â€¢ Civil societies bemoan delay in reform of Electoral Act
Onyebuchi Ezigbo in Abuja
The Independent National Electoral Commission (INEC) on Tuesday said it might still register eighty more political associations whose applications are pending to join in the contest for the 2019 general election.
The commission said its handsÂ are tied on the issue of party registration because of constitutional provision, adding that until there is a new legislation to curtail it, more parties would continue to spring up.
The commissionâ€™s position came just as the members of the civil society coalition under the auspices of the Situation Room has expressed concern over the continued delay in the passage of the amendments to the Electoral Act as amended 2010.
The Chairman of INEC, Prof. Mahmood Yakubu, who was represented by INEC National Commissioner, Dr. Kunle Ogunmola, at the National Stakeholders Forum on Elections, said that the commission would continue to register new parties as long as they meet the constitutional requirement.
â€œWe will continue to register parties as long as they comply with the provisions of the constitution. For now, we have registered 21 more parties, making a total of 67 now. We have about 80 more applications from various associations, wanting to get registered as political parties. Our hands are tied. There is no way we can regulate it for now. We will continue to register them until the time stipulated by the constitution for us to put a stop to it,â€ he said.
The INEC chairman added that the commission was working with all stakeholders including development partners to ensure it delivers a most credible election in 2019.
He said the commission had experimented with the electronic transmission of results during the last Anambra State governorship election with the hope that by 2019, the device would be deployed full scale.
According to the INEC boss, the commission had recently commenced constituency delimitation in some states in collaboration with the authorities of the National Population Commission (NPC).
â€œBy the time the issue of independent candidate comes into the fore, there will be more problems for INEC. Because right now, we are thinking of how we will design our ballot paper to take care of all the registered political parties.â€
Speaking at the event, the Attorney General of the Federation and Minister of Justice, Abubakar Malami, represented by Mrs. Juliet Ibekaku, said the victory of the opposition party in the 2015 would not have been possible without the electoral reform introduced by previous government.
He said the president was committed to ensuring reform of the electoral process, especially in actualising full autonomy for INEC.
The Inspector General of Police who was represented by Assistant Inspector General, Kabilla, said security agencies are going to ensure that the electoral process is not truncated through violence.
Commenting on the performance of police during the Anambra State governorship, Kabila said the security agents tackled several threats including detonating explosives that would have disrupted the exercise.

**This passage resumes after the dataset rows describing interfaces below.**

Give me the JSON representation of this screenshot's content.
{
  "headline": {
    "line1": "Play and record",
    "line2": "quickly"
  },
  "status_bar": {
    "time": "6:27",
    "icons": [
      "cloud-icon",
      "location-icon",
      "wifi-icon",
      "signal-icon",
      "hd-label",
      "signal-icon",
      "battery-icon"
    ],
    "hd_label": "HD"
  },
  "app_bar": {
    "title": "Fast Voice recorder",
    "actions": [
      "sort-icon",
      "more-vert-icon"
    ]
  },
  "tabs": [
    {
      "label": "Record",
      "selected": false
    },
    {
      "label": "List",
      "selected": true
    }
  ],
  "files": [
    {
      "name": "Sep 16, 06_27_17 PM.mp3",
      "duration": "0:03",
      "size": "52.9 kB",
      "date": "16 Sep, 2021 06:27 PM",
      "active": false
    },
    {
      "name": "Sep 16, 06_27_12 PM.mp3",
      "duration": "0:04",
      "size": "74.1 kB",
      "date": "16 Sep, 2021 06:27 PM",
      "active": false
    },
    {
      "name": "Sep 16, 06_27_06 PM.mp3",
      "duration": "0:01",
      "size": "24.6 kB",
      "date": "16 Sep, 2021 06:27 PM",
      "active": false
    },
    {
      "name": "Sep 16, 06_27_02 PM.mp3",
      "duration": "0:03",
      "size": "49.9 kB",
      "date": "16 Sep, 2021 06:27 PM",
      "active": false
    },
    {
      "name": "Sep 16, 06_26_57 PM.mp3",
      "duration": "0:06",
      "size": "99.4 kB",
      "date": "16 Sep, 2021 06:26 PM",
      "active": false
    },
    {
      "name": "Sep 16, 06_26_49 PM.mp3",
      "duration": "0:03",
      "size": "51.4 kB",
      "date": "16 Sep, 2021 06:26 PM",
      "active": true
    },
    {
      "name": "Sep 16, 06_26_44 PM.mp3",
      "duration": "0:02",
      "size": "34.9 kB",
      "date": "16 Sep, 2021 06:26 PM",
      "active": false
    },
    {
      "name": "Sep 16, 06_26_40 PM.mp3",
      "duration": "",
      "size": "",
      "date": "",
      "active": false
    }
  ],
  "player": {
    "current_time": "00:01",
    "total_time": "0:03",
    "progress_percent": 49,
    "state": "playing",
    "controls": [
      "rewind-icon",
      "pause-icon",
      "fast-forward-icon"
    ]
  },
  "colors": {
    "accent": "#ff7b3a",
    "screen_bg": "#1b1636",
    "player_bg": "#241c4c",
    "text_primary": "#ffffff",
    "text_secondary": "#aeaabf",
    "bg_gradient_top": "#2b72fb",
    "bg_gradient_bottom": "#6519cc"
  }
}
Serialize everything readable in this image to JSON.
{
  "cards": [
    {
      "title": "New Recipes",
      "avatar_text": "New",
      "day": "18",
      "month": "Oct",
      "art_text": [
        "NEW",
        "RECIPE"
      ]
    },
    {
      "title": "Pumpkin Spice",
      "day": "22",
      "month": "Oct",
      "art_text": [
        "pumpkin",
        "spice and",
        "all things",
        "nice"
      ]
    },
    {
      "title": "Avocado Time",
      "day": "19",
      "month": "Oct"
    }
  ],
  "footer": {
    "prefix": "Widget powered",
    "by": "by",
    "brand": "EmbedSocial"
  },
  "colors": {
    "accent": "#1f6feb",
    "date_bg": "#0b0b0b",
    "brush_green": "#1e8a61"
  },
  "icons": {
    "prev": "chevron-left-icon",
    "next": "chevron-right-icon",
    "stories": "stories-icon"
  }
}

Earlier, while speaking to journalists, the Executive Director of Policy and Legislative Advocacy, Clement Nwankwo, said though the countryâ€™s electoral process has witnessed some improvement, a lot more reforms are needed to enhance the credibility of elections.
He said INEC can achieve in the area ofÂ credible election if legislations are passed to empower it deploy new technologies.